Task objective: A faithful copy of all the data below, please; leave no line out.

· · · · ·

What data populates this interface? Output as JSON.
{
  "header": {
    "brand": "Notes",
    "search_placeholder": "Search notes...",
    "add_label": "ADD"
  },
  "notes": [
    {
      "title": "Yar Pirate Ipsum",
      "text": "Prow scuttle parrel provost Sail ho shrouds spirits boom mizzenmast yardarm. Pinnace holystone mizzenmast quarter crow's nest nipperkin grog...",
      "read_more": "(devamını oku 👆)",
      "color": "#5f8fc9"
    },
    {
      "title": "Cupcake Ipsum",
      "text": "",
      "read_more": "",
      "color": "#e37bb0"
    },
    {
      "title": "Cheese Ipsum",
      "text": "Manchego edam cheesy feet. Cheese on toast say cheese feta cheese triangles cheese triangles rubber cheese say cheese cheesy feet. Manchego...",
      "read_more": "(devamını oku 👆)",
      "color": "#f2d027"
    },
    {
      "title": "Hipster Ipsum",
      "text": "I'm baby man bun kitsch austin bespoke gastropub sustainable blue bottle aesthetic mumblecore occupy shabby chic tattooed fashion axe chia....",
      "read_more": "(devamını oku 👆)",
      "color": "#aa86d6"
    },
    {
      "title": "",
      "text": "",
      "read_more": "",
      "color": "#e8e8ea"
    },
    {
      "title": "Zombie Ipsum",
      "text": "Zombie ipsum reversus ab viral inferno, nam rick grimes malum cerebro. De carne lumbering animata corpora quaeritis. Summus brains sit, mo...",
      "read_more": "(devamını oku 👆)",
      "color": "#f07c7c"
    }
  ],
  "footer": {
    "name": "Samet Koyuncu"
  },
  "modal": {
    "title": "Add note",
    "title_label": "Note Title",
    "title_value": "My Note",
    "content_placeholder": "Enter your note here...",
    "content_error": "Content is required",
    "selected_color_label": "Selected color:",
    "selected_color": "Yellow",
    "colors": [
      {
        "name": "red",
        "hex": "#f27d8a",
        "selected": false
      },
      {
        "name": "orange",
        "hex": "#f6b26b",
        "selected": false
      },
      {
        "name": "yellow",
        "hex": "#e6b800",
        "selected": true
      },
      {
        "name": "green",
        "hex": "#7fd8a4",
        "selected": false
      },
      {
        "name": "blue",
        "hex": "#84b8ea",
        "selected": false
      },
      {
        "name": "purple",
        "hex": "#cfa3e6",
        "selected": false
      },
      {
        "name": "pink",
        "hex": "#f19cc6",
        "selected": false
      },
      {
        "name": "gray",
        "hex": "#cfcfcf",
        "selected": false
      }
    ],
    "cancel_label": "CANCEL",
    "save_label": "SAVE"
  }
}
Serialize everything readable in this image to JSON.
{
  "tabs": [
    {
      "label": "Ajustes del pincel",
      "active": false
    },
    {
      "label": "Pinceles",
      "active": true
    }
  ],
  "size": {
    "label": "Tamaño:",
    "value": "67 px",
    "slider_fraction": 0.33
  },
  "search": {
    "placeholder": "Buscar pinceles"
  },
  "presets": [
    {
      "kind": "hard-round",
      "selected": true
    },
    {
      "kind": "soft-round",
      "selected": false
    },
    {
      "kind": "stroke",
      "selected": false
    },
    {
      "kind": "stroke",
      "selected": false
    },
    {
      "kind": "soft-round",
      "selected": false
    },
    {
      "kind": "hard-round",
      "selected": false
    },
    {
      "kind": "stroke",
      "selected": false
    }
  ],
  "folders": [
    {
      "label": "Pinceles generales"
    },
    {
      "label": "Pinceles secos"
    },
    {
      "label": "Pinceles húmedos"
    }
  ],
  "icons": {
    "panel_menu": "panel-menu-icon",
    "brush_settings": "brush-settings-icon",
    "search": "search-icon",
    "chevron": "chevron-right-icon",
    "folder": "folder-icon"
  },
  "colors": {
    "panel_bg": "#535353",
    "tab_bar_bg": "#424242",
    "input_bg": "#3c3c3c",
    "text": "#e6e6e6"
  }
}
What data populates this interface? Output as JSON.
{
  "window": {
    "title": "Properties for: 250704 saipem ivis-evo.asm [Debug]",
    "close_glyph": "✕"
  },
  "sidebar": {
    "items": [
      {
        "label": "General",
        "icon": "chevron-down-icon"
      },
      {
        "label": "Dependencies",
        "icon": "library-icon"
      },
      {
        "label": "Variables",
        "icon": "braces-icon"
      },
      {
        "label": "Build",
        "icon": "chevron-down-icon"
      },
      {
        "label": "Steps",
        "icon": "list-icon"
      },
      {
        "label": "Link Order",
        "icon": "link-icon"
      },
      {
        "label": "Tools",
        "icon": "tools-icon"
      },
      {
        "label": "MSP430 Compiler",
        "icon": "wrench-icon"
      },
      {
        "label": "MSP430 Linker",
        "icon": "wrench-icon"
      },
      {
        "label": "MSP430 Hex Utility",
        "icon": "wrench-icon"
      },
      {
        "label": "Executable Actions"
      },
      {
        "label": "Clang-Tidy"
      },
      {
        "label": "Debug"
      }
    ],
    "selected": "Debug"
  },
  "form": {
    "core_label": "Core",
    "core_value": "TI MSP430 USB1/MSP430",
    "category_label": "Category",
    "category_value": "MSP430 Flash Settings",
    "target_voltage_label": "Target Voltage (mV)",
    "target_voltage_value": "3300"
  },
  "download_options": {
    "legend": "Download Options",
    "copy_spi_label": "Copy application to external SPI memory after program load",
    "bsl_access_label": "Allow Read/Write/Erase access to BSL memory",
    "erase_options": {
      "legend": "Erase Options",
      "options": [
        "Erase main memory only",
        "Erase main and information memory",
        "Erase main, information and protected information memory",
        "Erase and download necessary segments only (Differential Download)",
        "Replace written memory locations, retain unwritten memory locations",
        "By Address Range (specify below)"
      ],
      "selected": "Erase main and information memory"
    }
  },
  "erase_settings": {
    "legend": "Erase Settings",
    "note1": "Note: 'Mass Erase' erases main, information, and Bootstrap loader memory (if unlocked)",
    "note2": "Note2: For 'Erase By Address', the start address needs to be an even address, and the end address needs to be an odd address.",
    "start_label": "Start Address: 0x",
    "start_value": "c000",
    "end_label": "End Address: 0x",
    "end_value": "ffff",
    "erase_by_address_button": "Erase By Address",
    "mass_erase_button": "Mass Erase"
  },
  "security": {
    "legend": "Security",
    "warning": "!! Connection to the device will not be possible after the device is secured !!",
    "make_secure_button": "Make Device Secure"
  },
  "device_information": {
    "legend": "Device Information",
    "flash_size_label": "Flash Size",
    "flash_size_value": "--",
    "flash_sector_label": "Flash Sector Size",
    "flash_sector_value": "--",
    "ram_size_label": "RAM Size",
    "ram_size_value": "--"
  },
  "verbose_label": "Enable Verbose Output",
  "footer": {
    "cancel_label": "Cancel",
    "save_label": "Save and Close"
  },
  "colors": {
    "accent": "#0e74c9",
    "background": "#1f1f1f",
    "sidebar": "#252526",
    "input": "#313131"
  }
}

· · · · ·

Expected answer:
What data populates this interface? Output as JSON.
{
  "header": {
    "brand": "Notes",
    "search_placeholder": "Search notes...",
    "add_label": "ADD"
  },
  "notes": [
    {
      "title": "Yar Pirate Ipsum",
      "text": "Prow scuttle parrel provost Sail ho shrouds spirits boom mizzenmast yardarm. Pinnace holystone mizzenmast quarter crow's nest nipperkin grog...",
      "read_more": "(devamını oku 👆)",
      "color": "#5f8fc9"
    },
    {
      "title": "Cupcake Ipsum",
      "text": "",
      "read_more": "",
      "color": "#e37bb0"
    },
    {
      "title": "Cheese Ipsum",
      "text": "Manchego edam cheesy feet. Cheese on toast say cheese feta cheese triangles cheese triangles rubber cheese say cheese cheesy feet. Manchego...",
      "read_more": "(devamını oku 👆)",
      "color": "#f2d027"
    },
    {
      "title": "Hipster Ipsum",
      "text": "I'm baby man bun kitsch austin bespoke gastropub sustainable blue bottle aesthetic mumblecore occupy shabby chic tattooed fashion axe chia....",
      "read_more": "(devamını oku 👆)",
      "color": "#aa86d6"
    },
    {
      "title": "",
      "text": "",
      "read_more": "",
      "color": "#e8e8ea"
    },
    {
      "title": "Zombie Ipsum",
      "text": "Zombie ipsum reversus ab viral inferno, nam rick grimes malum cerebro. De carne lumbering animata corpora quaeritis. Summus brains sit, mo...",
      "read_more": "(devamını oku 👆)",
      "color": "#f07c7c"
    }
  ],
  "footer": {
    "name": "Samet Koyuncu"
  },
  "modal": {
    "title": "Add note",
    "title_label": "Note Title",
    "title_value": "My Note",
    "content_placeholder": "Enter your note here...",
    "content_error": "Content is required",
    "selected_color_label": "Selected color:",
    "selected_color": "Yellow",
    "colors": [
      {
        "name": "red",
        "hex": "#f27d8a",
        "selected": false
      },
      {
        "name": "orange",
        "hex": "#f6b26b",
        "selected": false
      },
      {
        "name": "yellow",
        "hex": "#e6b800",
        "selected": true
      },
      {
        "name": "green",
        "hex": "#7fd8a4",
        "selected": false
      },
      {
        "name": "blue",
        "hex": "#84b8ea",
        "selected": false
      },
      {
        "name": "purple",
        "hex": "#cfa3e6",
        "selected": false
      },
      {
        "name": "pink",
        "hex": "#f19cc6",
        "selected": false
      },
      {
        "name": "gray",
        "hex": "#cfcfcf",
        "selected": false
      }
    ],
    "cancel_label": "CANCEL",
    "save_label": "SAVE"
  }
}
Serialize everything readable in this image to JSON.
{
  "tabs": [
    {
      "label": "Ajustes del pincel",
      "active": false
    },
    {
      "label": "Pinceles",
      "active": true
    }
  ],
  "size": {
    "label": "Tamaño:",
    "value": "67 px",
    "slider_fraction": 0.33
  },
  "search": {
    "placeholder": "Buscar pinceles"
  },
  "presets": [
    {
      "kind": "hard-round",
      "selected": true
    },
    {
      "kind": "soft-round",
      "selected": false
    },
    {
      "kind": "stroke",
      "selected": false
    },
    {
      "kind": "stroke",
      "selected": false
    },
    {
      "kind": "soft-round",
      "selected": false
    },
    {
      "kind": "hard-round",
      "selected": false
    },
    {
      "kind": "stroke",
      "selected": false
    }
  ],
  "folders": [
    {
      "label": "Pinceles generales"
    },
    {
      "label": "Pinceles secos"
    },
    {
      "label": "Pinceles húmedos"
    }
  ],
  "icons": {
    "panel_menu": "panel-menu-icon",
    "brush_settings": "brush-settings-icon",
    "search": "search-icon",
    "chevron": "chevron-right-icon",
    "folder": "folder-icon"
  },
  "colors": {
    "panel_bg": "#535353",
    "tab_bar_bg": "#424242",
    "input_bg": "#3c3c3c",
    "text": "#e6e6e6"
  }
}
What data populates this interface? Output as JSON.
{
  "window": {
    "title": "Properties for: 250704 saipem ivis-evo.asm [Debug]",
    "close_glyph": "✕"
  },
  "sidebar": {
    "items": [
      {
        "label": "General",
        "icon": "chevron-down-icon"
      },
      {
        "label": "Dependencies",
        "icon": "library-icon"
      },
      {
        "label": "Variables",
        "icon": "braces-icon"
      },
      {
        "label": "Build",
        "icon": "chevron-down-icon"
      },
      {
        "label": "Steps",
        "icon": "list-icon"
      },
      {
        "label": "Link Order",
        "icon": "link-icon"
      },
      {
        "label": "Tools",
        "icon": "tools-icon"
      },
      {
        "label": "MSP430 Compiler",
        "icon": "wrench-icon"
      },
      {
        "label": "MSP430 Linker",
        "icon": "wrench-icon"
      },
      {
        "label": "MSP430 Hex Utility",
        "icon": "wrench-icon"
      },
      {
        "label": "Executable Actions"
      },
      {
        "label": "Clang-Tidy"
      },
      {
        "label": "Debug"
      }
    ],
    "selected": "Debug"
  },
  "form": {
    "core_label": "Core",
    "core_value": "TI MSP430 USB1/MSP430",
    "category_label": "Category",
    "category_value": "MSP430 Flash Settings",
    "target_voltage_label": "Target Voltage (mV)",
    "target_voltage_value": "3300"
  },
  "download_options": {
    "legend": "Download Options",
    "copy_spi_label": "Copy application to external SPI memory after program load",
    "bsl_access_label": "Allow Read/Write/Erase access to BSL memory",
    "erase_options": {
      "legend": "Erase Options",
      "options": [
        "Erase main memory only",
        "Erase main and information memory",
        "Erase main, information and protected information memory",
        "Erase and download necessary segments only (Differential Download)",
        "Replace written memory locations, retain unwritten memory locations",
        "By Address Range (specify below)"
      ],
      "selected": "Erase main and information memory"
    }
  },
  "erase_settings": {
    "legend": "Erase Settings",
    "note1": "Note: 'Mass Erase' erases main, information, and Bootstrap loader memory (if unlocked)",
    "note2": "Note2: For 'Erase By Address', the start address needs to be an even address, and the end address needs to be an odd address.",
    "start_label": "Start Address: 0x",
    "start_value": "c000",
    "end_label": "End Address: 0x",
    "end_value": "ffff",
    "erase_by_address_button": "Erase By Address",
    "mass_erase_button": "Mass Erase"
  },
  "security": {
    "legend": "Security",
    "warning": "!! Connection to the device will not be possible after the device is secured !!",
    "make_secure_button": "Make Device Secure"
  },
  "device_information": {
    "legend": "Device Information",
    "flash_size_label": "Flash Size",
    "flash_size_value": "--",
    "flash_sector_label": "Flash Sector Size",
    "flash_sector_value": "--",
    "ram_size_label": "RAM Size",
    "ram_size_value": "--"
  },
  "verbose_label": "Enable Verbose Output",
  "footer": {
    "cancel_label": "Cancel",
    "save_label": "Save and Close"
  },
  "colors": {
    "accent": "#0e74c9",
    "background": "#1f1f1f",
    "sidebar": "#252526",
    "input": "#313131"
  }
}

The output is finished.